Cox isn't the only one to hear that version of events from DuBose. Kris Palmer, a former researcher with NBC's Unsolved Mysteries reported much the same thing in 1991. When she spoke with DuBose, he told her that the real debris had gone on to Washington in a sealed pouch and that a weather balloon had been on the floor in General Ramey's office.
But the most enlightening of the interviews comes from Don Ecker formerly of UFO magazine and now the host of Dark Matters Radio on KGRA digital radio. Shandera had called Ecker, telling him that he would arrange for Ecker to interview DuBose about this issue. Ecker, however, didn't wait and called DuBose on his own. DuBose then offered the weather balloon/switch version of events. When Ecker reported that to Shandera, Shandera said for him to wait. He'd talk to DuBose.

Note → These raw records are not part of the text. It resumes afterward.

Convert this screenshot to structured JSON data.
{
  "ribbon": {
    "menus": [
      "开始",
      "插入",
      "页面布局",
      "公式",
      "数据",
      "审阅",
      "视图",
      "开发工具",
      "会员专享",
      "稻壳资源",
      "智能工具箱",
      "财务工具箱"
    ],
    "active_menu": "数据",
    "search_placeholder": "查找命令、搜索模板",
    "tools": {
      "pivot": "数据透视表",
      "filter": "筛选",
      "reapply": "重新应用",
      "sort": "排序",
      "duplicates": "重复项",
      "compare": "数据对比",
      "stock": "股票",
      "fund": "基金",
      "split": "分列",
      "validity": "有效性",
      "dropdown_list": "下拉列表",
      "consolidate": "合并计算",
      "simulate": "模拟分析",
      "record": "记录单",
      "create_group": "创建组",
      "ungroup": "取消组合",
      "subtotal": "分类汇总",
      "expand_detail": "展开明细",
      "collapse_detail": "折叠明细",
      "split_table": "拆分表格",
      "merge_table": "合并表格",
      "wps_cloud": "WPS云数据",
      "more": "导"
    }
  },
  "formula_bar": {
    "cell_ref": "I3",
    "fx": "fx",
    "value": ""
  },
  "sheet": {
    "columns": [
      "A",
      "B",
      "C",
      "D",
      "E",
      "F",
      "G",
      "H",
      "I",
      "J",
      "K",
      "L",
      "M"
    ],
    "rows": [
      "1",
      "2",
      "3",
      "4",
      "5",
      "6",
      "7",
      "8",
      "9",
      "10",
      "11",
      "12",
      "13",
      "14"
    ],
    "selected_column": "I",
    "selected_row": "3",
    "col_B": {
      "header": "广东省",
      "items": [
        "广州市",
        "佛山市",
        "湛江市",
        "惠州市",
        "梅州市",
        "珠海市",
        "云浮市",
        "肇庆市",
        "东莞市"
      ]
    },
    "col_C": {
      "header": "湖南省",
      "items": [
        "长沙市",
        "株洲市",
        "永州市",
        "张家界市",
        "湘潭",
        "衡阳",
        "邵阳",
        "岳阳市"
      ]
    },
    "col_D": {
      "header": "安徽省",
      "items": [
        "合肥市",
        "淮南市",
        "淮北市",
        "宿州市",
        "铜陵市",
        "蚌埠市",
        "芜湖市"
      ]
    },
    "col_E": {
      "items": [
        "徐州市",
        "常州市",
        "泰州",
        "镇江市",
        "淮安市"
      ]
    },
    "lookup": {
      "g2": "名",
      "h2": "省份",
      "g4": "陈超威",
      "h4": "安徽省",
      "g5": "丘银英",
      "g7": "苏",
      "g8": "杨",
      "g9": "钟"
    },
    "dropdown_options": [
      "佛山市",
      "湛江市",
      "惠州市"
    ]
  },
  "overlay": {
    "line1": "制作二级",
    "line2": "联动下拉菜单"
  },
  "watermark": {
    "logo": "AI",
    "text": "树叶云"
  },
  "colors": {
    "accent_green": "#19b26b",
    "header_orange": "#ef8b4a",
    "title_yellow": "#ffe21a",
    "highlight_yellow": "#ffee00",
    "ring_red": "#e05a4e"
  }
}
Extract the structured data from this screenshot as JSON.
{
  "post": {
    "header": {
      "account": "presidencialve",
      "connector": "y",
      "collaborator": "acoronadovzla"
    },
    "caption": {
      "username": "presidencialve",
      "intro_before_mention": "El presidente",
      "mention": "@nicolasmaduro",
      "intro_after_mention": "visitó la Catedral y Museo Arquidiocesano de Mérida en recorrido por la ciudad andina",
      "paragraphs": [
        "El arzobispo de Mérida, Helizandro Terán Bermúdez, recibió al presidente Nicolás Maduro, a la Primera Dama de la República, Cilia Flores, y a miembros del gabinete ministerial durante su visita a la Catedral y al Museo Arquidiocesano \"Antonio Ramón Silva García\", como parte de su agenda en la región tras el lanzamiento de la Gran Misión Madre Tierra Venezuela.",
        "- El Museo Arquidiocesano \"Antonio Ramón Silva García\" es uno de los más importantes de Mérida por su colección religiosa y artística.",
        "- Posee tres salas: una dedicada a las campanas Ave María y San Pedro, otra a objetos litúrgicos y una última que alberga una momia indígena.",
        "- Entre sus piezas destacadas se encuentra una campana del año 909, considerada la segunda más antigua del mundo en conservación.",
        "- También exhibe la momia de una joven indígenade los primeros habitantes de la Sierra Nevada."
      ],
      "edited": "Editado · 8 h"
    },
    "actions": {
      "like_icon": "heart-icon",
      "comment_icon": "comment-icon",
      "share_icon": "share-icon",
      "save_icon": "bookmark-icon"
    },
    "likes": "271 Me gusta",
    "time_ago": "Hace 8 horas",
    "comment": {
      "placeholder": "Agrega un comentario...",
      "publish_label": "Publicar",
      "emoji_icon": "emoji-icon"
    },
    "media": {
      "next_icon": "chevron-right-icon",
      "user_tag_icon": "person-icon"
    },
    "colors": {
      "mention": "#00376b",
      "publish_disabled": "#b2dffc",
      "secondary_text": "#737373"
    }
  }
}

After Shandera talked to DuBose, he called Ecker and said, "Now call him." DuBose then said that the debris on the floor hadn't been switched and that it was the stuff that Marcel had brought from Roswell. It should be pointed out here that Palmer called DuBose after all this took place. Without Shandera there to prime the pump, DuBose told weather balloon/switch version of events. It was only after close questioning by Shandera could that version be heard. It is not unlike a skillful attorney badgering a witness in a volatile trial. Under the stress of the interview and the close questioning, the witness can be confused for a period of time. Left alone to sort out the details, the correct version of events bubbles to the surface.
The point here is that sometimes following the footnotes to their source isn’t enough. You have to explore other avenues of information to ensure that the footnotes are accurate. In this case, because I’m immersed in the minutia of Roswell, I knew where to look for the additional information and that additional information paints a different picture than that found if you only followed the footnotes to Korff.